Home improvement retailer
It beat earnings forecasts in the second quarter, and stuck to its guidance for the full year despite waning demand for do-it-yourself projects.
The stock (Ticker: LOW) rose 2.6% in pre-market trading to $223.30 shortly after the earnings announcement. Shares are up 9.2 percent this year through Monday’s close.
The company reported earnings per share of $4.56 for the quarter, beating FactSet’s forecast of $4.47. Revenue of $25 billion was in line with analyst estimates.
Comparable store sales fell 1.6% for the period, less than the 2.6% decline expected by analysts polled by FactSet. The company said a “strong rebound in the spring” and growth in online sales offset the lumber contraction and lower discretionary demand in “handicrafts”.
“Lowe’s results were slightly better than published expectations, perhaps in line with how the market positioned,” DA Davidson analyst Michael Baker wrote in a note on Tuesday. Baker has a Buy rating on Lowe’s stock with a price target of $237.
Lowe’s sees comparable-store sales falling 2% to 4% for the full year, with earnings per share of $13.20 to $13.60, and revenue of $87 billion to $89 billion. That’s very much in line with Wall Street, which expects a profit of $13.33 a share on sales of $88 billion.
“Our ability to reduce expenses while improving customer service is the result of excellent execution by our team, and we remain confident in the mid- to long-term outlook for the home improvement industry,” CEO Marvin Ellison said in a company statement.
Lowe’s results suggest that the challenges facing the home improvement sector may abate in the second half of the year, wrote Max Rakhlenko, an analyst at TD Cowen, who has a Market Performance rating for the stock with a $225 price target.
Better weather and lower lumber prices should be favorable for the company, Rakhlenko writes, adding that he expects “strong demand” for smaller renovation projects.
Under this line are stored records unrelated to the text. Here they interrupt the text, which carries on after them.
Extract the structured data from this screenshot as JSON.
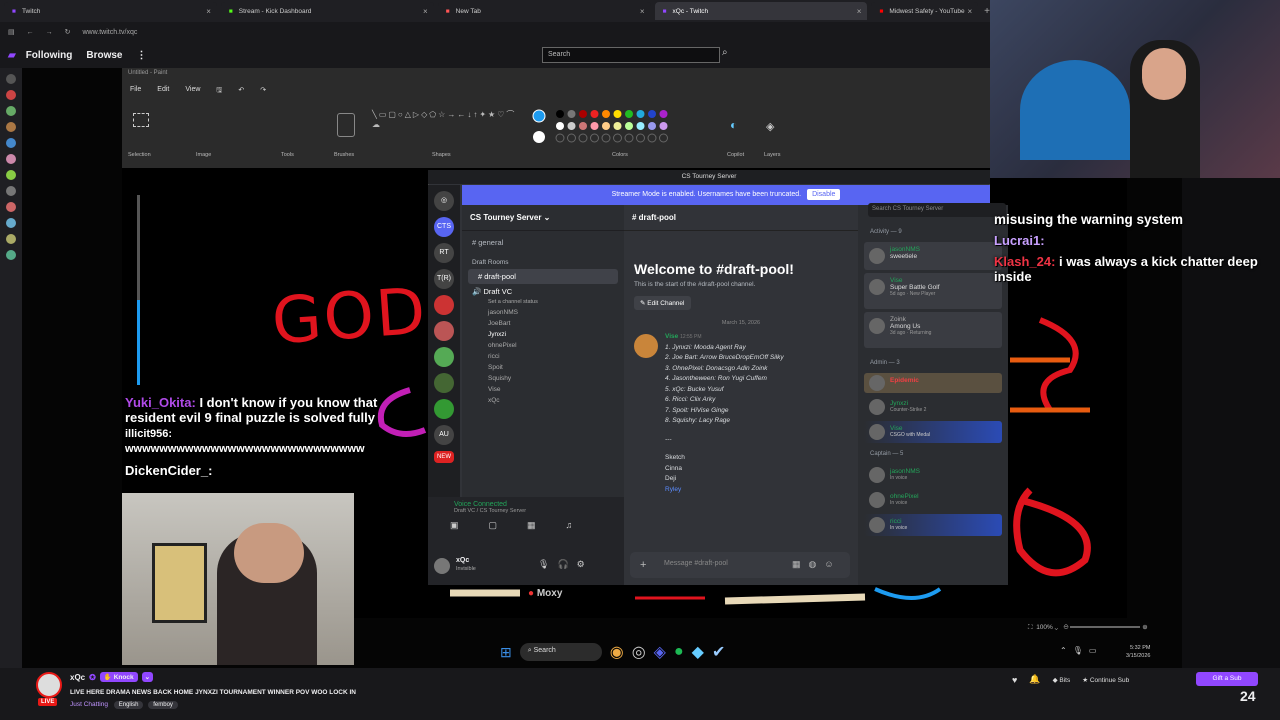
{
  "browser": {
    "tabs": [
      {
        "label": "Twitch",
        "active": false
      },
      {
        "label": "Stream - Kick Dashboard",
        "active": false
      },
      {
        "label": "New Tab",
        "active": false
      },
      {
        "label": "xQc - Twitch",
        "active": true
      },
      {
        "label": "Midwest Safety - YouTube",
        "active": false
      }
    ],
    "url": "www.twitch.tv/xqc"
  },
  "twitch_nav": {
    "following": "Following",
    "browse": "Browse",
    "search_placeholder": "Search"
  },
  "paint": {
    "title": "Untitled - Paint",
    "menu": [
      "File",
      "Edit",
      "View"
    ],
    "ribbon": [
      "Selection",
      "Image",
      "Tools",
      "Brushes",
      "Shapes",
      "Colors",
      "Copilot",
      "Layers"
    ],
    "zoom": "100%",
    "canvas_text": "GOD"
  },
  "discord": {
    "window_title": "CS Tourney Server",
    "streamer_mode": "Streamer Mode is enabled. Usernames have been truncated.",
    "disable": "Disable",
    "server_name": "CS Tourney Server",
    "server_icons": [
      "CTS",
      "RT",
      "T(R)",
      "AU",
      "NEW"
    ],
    "channel_general": "general",
    "category": "Draft Rooms",
    "channel_selected": "draft-pool",
    "voice_channel": "Draft VC",
    "voice_status": "Set a channel status",
    "voice_members": [
      "jasonNMS",
      "JoeBart",
      "Jynxzi",
      "ohnePixel",
      "ricci",
      "Spoit",
      "Squishy",
      "Vise",
      "xQc"
    ],
    "voice_connected": "Voice Connected",
    "voice_sub": "Draft VC / CS Tourney Server",
    "user": "xQc",
    "user_status": "Invisible",
    "chat_channel": "draft-pool",
    "welcome": "Welcome to #draft-pool!",
    "welcome_sub": "This is the start of the #draft-pool channel.",
    "edit_channel": "Edit Channel",
    "date": "March 15, 2026",
    "message_author": "Vise",
    "message_time": "12:55 PM",
    "draft_lines": [
      "1. Jynxzi: Mooda Agent Ray",
      "2. Joe Bart: Arrow BruceDropEmOff Silky",
      "3. OhnePixel: Donacsgo Adin Zoink",
      "4. Jasontheween: Ron Yugi Cuffem",
      "5. xQc: Bucke Yusuf",
      "6. Ricci: Clix Arky",
      "7. Spoit: HiVise Ginge",
      "8. Squishy: Lacy Rage"
    ],
    "separator": "---",
    "extra": [
      "Sketch",
      "Cinna",
      "Deji",
      "Ryley"
    ],
    "input_placeholder": "Message #draft-pool",
    "members_search": "Search CS Tourney Server",
    "activity_header": "Activity — 9",
    "activity": [
      {
        "name": "jasonNMS",
        "detail": "sweetiele",
        "sub": "9 tracks this week"
      },
      {
        "name": "Vise",
        "detail": "Super Battle Golf",
        "sub": "5d ago · New Player"
      },
      {
        "name": "Zoink",
        "detail": "Among Us",
        "sub": "3d ago · Returning"
      }
    ],
    "admin_header": "Admin — 3",
    "admins": [
      {
        "name": "Epidemic",
        "detail": ""
      },
      {
        "name": "Jynxzi",
        "detail": "Counter-Strike 2"
      },
      {
        "name": "Vise",
        "detail": "CSGO with Medal"
      }
    ],
    "captain_header": "Captain — 5",
    "captains": [
      {
        "name": "jasonNMS",
        "detail": "In voice"
      },
      {
        "name": "ohnePixel",
        "detail": "In voice"
      },
      {
        "name": "ricci",
        "detail": "In voice"
      }
    ]
  },
  "overlay_chat_left": [
    {
      "user": "Yuki_Okita:",
      "text": "I don't know if you know that resident evil 9 final puzzle is solved fully"
    },
    {
      "user": "illicit956:",
      "text": "wwwwwwwwwwwwwwwwwwwwwwwwwwww"
    },
    {
      "user": "DickenCider_:",
      "text": ""
    }
  ],
  "overlay_chat_right": [
    {
      "user": "",
      "text": "misusing the warning system"
    },
    {
      "user": "Lucrai1:",
      "text": ""
    },
    {
      "user": "Klash_24:",
      "text": "i was always a kick chatter deep inside"
    }
  ],
  "canvas_label": "Moxy",
  "taskbar": {
    "search": "Search",
    "time": "5:32 PM",
    "date": "3/15/2026"
  },
  "channel": {
    "name": "xQc",
    "badge": "Knock",
    "title": "LIVE HERE DRAMA NEWS BACK HOME JYNXZI TOURNAMENT WINNER POV WOO LOCK IN",
    "category": "Just Chatting",
    "tags": [
      "English",
      "femboy"
    ],
    "live": "LIVE",
    "bits": "Bits",
    "continue_sub": "Continue Sub",
    "gift": "Gift a Sub",
    "viewers": "24"
  }
}
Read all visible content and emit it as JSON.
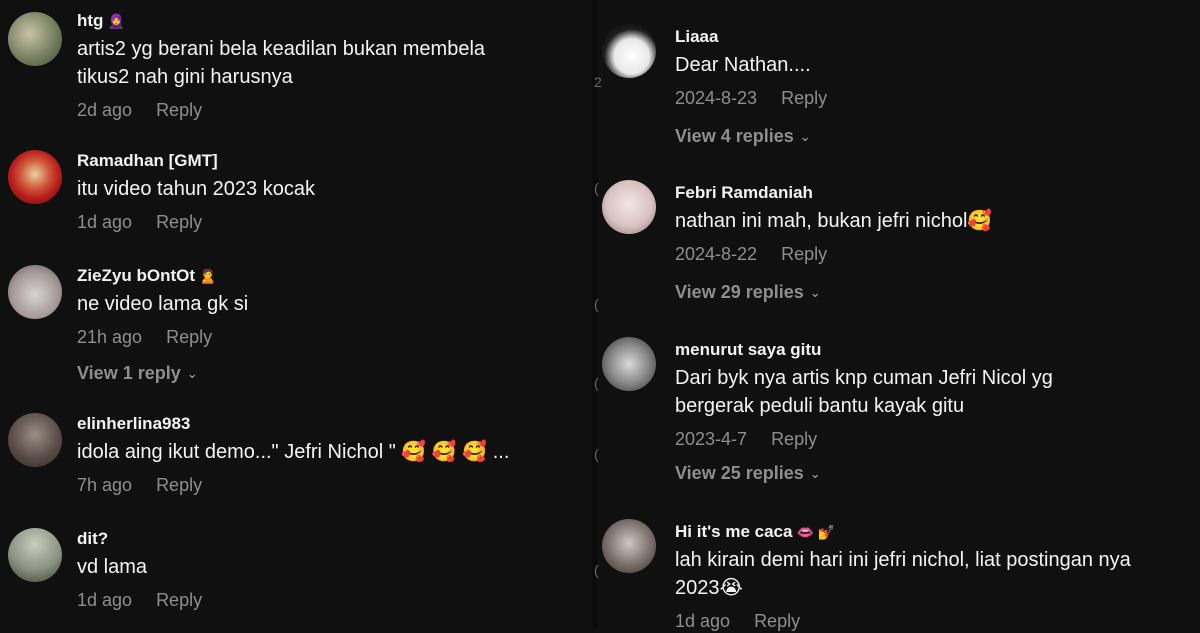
{
  "left_comments": [
    {
      "user": "htg",
      "badge": "🧕",
      "text": [
        "artis2 yg berani bela keadilan bukan membela",
        "tikus2 nah gini harusnya"
      ],
      "time": "2d ago",
      "reply": "Reply"
    },
    {
      "user": "Ramadhan [GMT]",
      "badge": "",
      "text": [
        "itu video tahun 2023 kocak"
      ],
      "time": "1d ago",
      "reply": "Reply"
    },
    {
      "user": "ZieZyu bOntOt",
      "badge": "🙎",
      "text": [
        "ne video lama gk si"
      ],
      "time": "21h ago",
      "reply": "Reply",
      "view_replies": "View 1 reply"
    },
    {
      "user": "elinherlina983",
      "badge": "",
      "text": [
        "idola aing ikut demo...\" Jefri Nichol \"  🥰 🥰 🥰 ..."
      ],
      "time": "7h ago",
      "reply": "Reply"
    },
    {
      "user": "dit?",
      "badge": "",
      "text": [
        "vd lama"
      ],
      "time": "1d ago",
      "reply": "Reply"
    }
  ],
  "right_comments": [
    {
      "user": "Liaaa",
      "badge": "",
      "text": [
        "Dear Nathan...."
      ],
      "time": "2024-8-23",
      "reply": "Reply",
      "view_replies": "View 4 replies"
    },
    {
      "user": "Febri Ramdaniah",
      "badge": "",
      "text": [
        "nathan ini mah, bukan jefri nichol🥰"
      ],
      "time": "2024-8-22",
      "reply": "Reply",
      "view_replies": "View 29 replies"
    },
    {
      "user": "menurut saya gitu",
      "badge": "",
      "text": [
        "Dari byk nya artis knp cuman Jefri Nicol yg",
        "bergerak peduli bantu kayak gitu"
      ],
      "time": "2023-4-7",
      "reply": "Reply",
      "view_replies": "View 25 replies"
    },
    {
      "user": "Hi it's me caca",
      "badge": "👄 💅",
      "text": [
        "lah kirain demi hari ini jefri nichol, liat postingan nya",
        "2023😭"
      ],
      "time": "1d ago",
      "reply": "Reply"
    }
  ],
  "edge_marks": [
    "2",
    "(",
    "(",
    "(",
    "(",
    "("
  ],
  "chevron": "⌄",
  "colors": {
    "background": "#101010",
    "text": "#f4f4f4",
    "muted": "#8e8e8e"
  }
}
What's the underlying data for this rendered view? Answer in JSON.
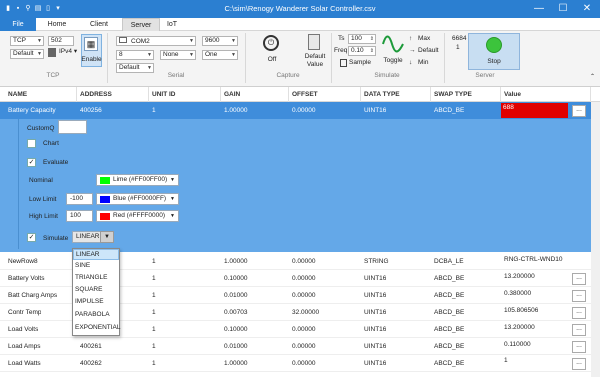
{
  "window": {
    "title": "C:\\sim\\Renogy Wanderer Solar Controller.csv",
    "buttons": {
      "minimize": "—",
      "maximize": "☐",
      "close": "✕"
    }
  },
  "menu": {
    "tabs": [
      "File",
      "Home",
      "Client",
      "Server",
      "IoT"
    ]
  },
  "ribbon": {
    "tcp": {
      "protocol": "TCP",
      "port": "502",
      "ip_mode": "Default",
      "ipv_label": "IPv4",
      "enable_label": "Enable",
      "group_label": "TCP"
    },
    "serial": {
      "port": "COM2",
      "baud": "9600",
      "data_bits": "8",
      "parity": "None",
      "stop_bits": "One",
      "flow": "Default",
      "group_label": "Serial"
    },
    "capture": {
      "off_label": "Off",
      "default_value_label": "Default\nValue",
      "group_label": "Capture"
    },
    "simulate": {
      "ts_label": "Ts",
      "ts_value": "100",
      "freq_label": "Freq",
      "freq_value": "0.10",
      "sample_label": "Sample",
      "toggle_label": "Toggle",
      "max_label": "Max",
      "default_label": "Default",
      "min_label": "Min",
      "group_label": "Simulate"
    },
    "server": {
      "count1": "6684",
      "count2": "1",
      "stop_label": "Stop",
      "group_label": "Server"
    }
  },
  "grid": {
    "headers": [
      "NAME",
      "ADDRESS",
      "UNIT ID",
      "GAIN",
      "OFFSET",
      "DATA TYPE",
      "SWAP TYPE",
      "Value"
    ],
    "selected": {
      "name": "Battery Capacity",
      "address": "400256",
      "unit": "1",
      "gain": "1.00000",
      "offset": "0.00000",
      "dtype": "UINT16",
      "swap": "ABCD_BE",
      "value": "688",
      "btn": "..."
    },
    "rows": [
      {
        "name": "NewRow8",
        "address": "",
        "unit": "1",
        "gain": "1.00000",
        "offset": "0.00000",
        "dtype": "STRING",
        "swap": "DCBA_LE",
        "value": "RNG-CTRL-WND10",
        "btn": ""
      },
      {
        "name": "Battery Volts",
        "address": "",
        "unit": "1",
        "gain": "0.10000",
        "offset": "0.00000",
        "dtype": "UINT16",
        "swap": "ABCD_BE",
        "value": "13.200000",
        "btn": "..."
      },
      {
        "name": "Batt Charg Amps",
        "address": "",
        "unit": "1",
        "gain": "0.01000",
        "offset": "0.00000",
        "dtype": "UINT16",
        "swap": "ABCD_BE",
        "value": "0.380000",
        "btn": "..."
      },
      {
        "name": "Contr Temp",
        "address": "",
        "unit": "1",
        "gain": "0.00703",
        "offset": "32.00000",
        "dtype": "UINT16",
        "swap": "ABCD_BE",
        "value": "105.806506",
        "btn": "..."
      },
      {
        "name": "Load Volts",
        "address": "",
        "unit": "1",
        "gain": "0.10000",
        "offset": "0.00000",
        "dtype": "UINT16",
        "swap": "ABCD_BE",
        "value": "13.200000",
        "btn": "..."
      },
      {
        "name": "Load Amps",
        "address": "400261",
        "unit": "1",
        "gain": "0.01000",
        "offset": "0.00000",
        "dtype": "UINT16",
        "swap": "ABCD_BE",
        "value": "0.110000",
        "btn": "..."
      },
      {
        "name": "Load Watts",
        "address": "400262",
        "unit": "1",
        "gain": "1.00000",
        "offset": "0.00000",
        "dtype": "UINT16",
        "swap": "ABCD_BE",
        "value": "1",
        "btn": "..."
      }
    ]
  },
  "detail": {
    "custom_label": "CustomQ",
    "chart_label": "Chart",
    "evaluate_label": "Evaluate",
    "nominal_label": "Nominal",
    "low_label": "Low Limit",
    "low_value": "-100",
    "high_label": "High Limit",
    "high_value": "100",
    "simulate_label": "Simulate",
    "nominal_color": {
      "label": "Lime (#FF00FF00)",
      "hex": "#00ff00"
    },
    "low_color": {
      "label": "Blue (#FF0000FF)",
      "hex": "#0000ff"
    },
    "high_color": {
      "label": "Red (#FFFF0000)",
      "hex": "#ff0000"
    },
    "sim_mode": "LINEAR",
    "sim_options": [
      "LINEAR",
      "SINE",
      "TRIANGLE",
      "SQUARE",
      "IMPULSE",
      "PARABOLA",
      "EXPONENTIAL"
    ]
  },
  "colors": {
    "accent": "#2b7fd1",
    "selected_row": "#3f8ddb",
    "detail_bg": "#64a8e8",
    "alarm": "#e00000",
    "stop_btn": "#3cc43c"
  }
}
However, it’s still watching a steady slowdown in the discretionary big-ticket categories — which is competitive
(HD) I warned him as well.
“While there has been strength in categories associated with smaller projects, we have seen continued pressure in some of the big-ticket discretionary categories,” Home Depot CEO Ted Decker said in a company statement last week. Home Depot beat earnings expectations and reiterated its financial forecast for the fiscal year, resulting in a series of increases to targets for the share price.
The home improvement sector has been pressured by a lack of activity in the housing market. High mortgage rates alienate potential buyers, and they cut off from the renovation projects that often happen after buying a home. Dealing with inflation and an unseasonably cold spring, even interest in DIY projects has waned.
Among the largest home improvement retailers, Home Depot did a little better, thanks to its greater exposure to professional builders. But Lowe’s has been establishing its own business serving contractors, as well as expanding its customer base to new demographics, including rural communities—and those investments are starting to pay off. In 2019, Pro sales accounted for 19% of annual sales, compared to about the current 25%.
Louise scheduled a call with investors on Tuesday at 9 a.m. ET. Analysts will be looking for more commentary on consumer spending, including demand for discretionary purchases, as well as updates on its Pro business and its rural transformation, Rakhlenko wrote.
Write to Sabrina Escobar at email@example.com